→ **Task instructions**
The reply should hold every record, copied exactly.

→ **Data for this task**

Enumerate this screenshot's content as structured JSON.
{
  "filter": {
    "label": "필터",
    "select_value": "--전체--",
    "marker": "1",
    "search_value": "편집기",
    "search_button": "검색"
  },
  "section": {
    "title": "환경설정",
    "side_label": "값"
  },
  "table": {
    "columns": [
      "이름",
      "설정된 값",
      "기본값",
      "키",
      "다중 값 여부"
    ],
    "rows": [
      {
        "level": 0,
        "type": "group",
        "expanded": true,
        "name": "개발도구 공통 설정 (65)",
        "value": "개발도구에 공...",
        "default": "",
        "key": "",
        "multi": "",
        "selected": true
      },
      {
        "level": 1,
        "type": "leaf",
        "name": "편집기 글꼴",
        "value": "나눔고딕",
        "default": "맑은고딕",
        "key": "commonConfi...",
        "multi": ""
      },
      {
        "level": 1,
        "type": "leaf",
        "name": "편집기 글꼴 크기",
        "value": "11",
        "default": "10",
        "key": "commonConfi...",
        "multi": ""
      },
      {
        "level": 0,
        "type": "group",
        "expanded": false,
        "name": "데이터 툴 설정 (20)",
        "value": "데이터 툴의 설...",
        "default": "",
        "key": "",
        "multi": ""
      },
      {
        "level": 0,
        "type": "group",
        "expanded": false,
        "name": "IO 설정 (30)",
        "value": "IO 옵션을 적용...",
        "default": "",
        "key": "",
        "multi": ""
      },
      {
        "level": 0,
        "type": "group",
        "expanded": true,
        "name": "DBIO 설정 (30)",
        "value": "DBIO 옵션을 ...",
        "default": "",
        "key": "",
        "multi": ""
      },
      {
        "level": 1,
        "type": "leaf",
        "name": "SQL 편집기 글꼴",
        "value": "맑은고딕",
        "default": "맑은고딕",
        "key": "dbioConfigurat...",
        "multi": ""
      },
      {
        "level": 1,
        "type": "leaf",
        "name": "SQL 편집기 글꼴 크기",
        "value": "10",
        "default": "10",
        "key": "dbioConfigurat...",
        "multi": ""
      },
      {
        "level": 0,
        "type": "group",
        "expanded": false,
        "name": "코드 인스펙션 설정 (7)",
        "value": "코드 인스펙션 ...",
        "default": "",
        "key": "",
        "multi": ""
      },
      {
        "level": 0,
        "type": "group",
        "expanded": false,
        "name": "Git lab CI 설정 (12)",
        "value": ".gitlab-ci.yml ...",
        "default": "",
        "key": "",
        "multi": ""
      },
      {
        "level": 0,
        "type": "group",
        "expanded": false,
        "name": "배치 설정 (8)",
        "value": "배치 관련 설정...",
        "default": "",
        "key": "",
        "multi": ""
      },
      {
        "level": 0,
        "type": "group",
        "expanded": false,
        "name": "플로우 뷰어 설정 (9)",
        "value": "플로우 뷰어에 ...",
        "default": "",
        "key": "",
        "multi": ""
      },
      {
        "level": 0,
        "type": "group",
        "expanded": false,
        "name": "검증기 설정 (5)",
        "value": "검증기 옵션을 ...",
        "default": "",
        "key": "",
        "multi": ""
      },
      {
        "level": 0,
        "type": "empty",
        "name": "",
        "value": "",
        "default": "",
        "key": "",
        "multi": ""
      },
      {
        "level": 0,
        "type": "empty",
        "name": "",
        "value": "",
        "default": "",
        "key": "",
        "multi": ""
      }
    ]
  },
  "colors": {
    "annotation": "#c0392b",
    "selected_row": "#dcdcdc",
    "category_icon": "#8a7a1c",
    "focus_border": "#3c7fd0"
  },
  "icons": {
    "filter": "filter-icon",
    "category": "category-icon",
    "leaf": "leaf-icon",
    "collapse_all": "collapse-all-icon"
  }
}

→ **Reply to the task**
Enumerate this screenshot's content as structured JSON.
{
  "filter": {
    "label": "필터",
    "select_value": "--전체--",
    "marker": "1",
    "search_value": "편집기",
    "search_button": "검색"
  },
  "section": {
    "title": "환경설정",
    "side_label": "값"
  },
  "table": {
    "columns": [
      "이름",
      "설정된 값",
      "기본값",
      "키",
      "다중 값 여부"
    ],
    "rows": [
      {
        "level": 0,
        "type": "group",
        "expanded": true,
        "name": "개발도구 공통 설정 (65)",
        "value": "개발도구에 공...",
        "default": "",
        "key": "",
        "multi": "",
        "selected": true
      },
      {
        "level": 1,
        "type": "leaf",
        "name": "편집기 글꼴",
        "value": "나눔고딕",
        "default": "맑은고딕",
        "key": "commonConfi...",
        "multi": ""
      },
      {
        "level": 1,
        "type": "leaf",
        "name": "편집기 글꼴 크기",
        "value": "11",
        "default": "10",
        "key": "commonConfi...",
        "multi": ""
      },
      {
        "level": 0,
        "type": "group",
        "expanded": false,
        "name": "데이터 툴 설정 (20)",
        "value": "데이터 툴의 설...",
        "default": "",
        "key": "",
        "multi": ""
      },
      {
        "level": 0,
        "type": "group",
        "expanded": false,
        "name": "IO 설정 (30)",
        "value": "IO 옵션을 적용...",
        "default": "",
        "key": "",
        "multi": ""
      },
      {
        "level": 0,
        "type": "group",
        "expanded": true,
        "name": "DBIO 설정 (30)",
        "value": "DBIO 옵션을 ...",
        "default": "",
        "key": "",
        "multi": ""
      },
      {
        "level": 1,
        "type": "leaf",
        "name": "SQL 편집기 글꼴",
        "value": "맑은고딕",
        "default": "맑은고딕",
        "key": "dbioConfigurat...",
        "multi": ""
      },
      {
        "level": 1,
        "type": "leaf",
        "name": "SQL 편집기 글꼴 크기",
        "value": "10",
        "default": "10",
        "key": "dbioConfigurat...",
        "multi": ""
      },
      {
        "level": 0,
        "type": "group",
        "expanded": false,
        "name": "코드 인스펙션 설정 (7)",
        "value": "코드 인스펙션 ...",
        "default": "",
        "key": "",
        "multi": ""
      },
      {
        "level": 0,
        "type": "group",
        "expanded": false,
        "name": "Git lab CI 설정 (12)",
        "value": ".gitlab-ci.yml ...",
        "default": "",
        "key": "",
        "multi": ""
      },
      {
        "level": 0,
        "type": "group",
        "expanded": false,
        "name": "배치 설정 (8)",
        "value": "배치 관련 설정...",
        "default": "",
        "key": "",
        "multi": ""
      },
      {
        "level": 0,
        "type": "group",
        "expanded": false,
        "name": "플로우 뷰어 설정 (9)",
        "value": "플로우 뷰어에 ...",
        "default": "",
        "key": "",
        "multi": ""
      },
      {
        "level": 0,
        "type": "group",
        "expanded": false,
        "name": "검증기 설정 (5)",
        "value": "검증기 옵션을 ...",
        "default": "",
        "key": "",
        "multi": ""
      },
      {
        "level": 0,
        "type": "empty",
        "name": "",
        "value": "",
        "default": "",
        "key": "",
        "multi": ""
      },
      {
        "level": 0,
        "type": "empty",
        "name": "",
        "value": "",
        "default": "",
        "key": "",
        "multi": ""
      }
    ]
  },
  "colors": {
    "annotation": "#c0392b",
    "selected_row": "#dcdcdc",
    "category_icon": "#8a7a1c",
    "focus_border": "#3c7fd0"
  },
  "icons": {
    "filter": "filter-icon",
    "category": "category-icon",
    "leaf": "leaf-icon",
    "collapse_all": "collapse-all-icon"
  }
}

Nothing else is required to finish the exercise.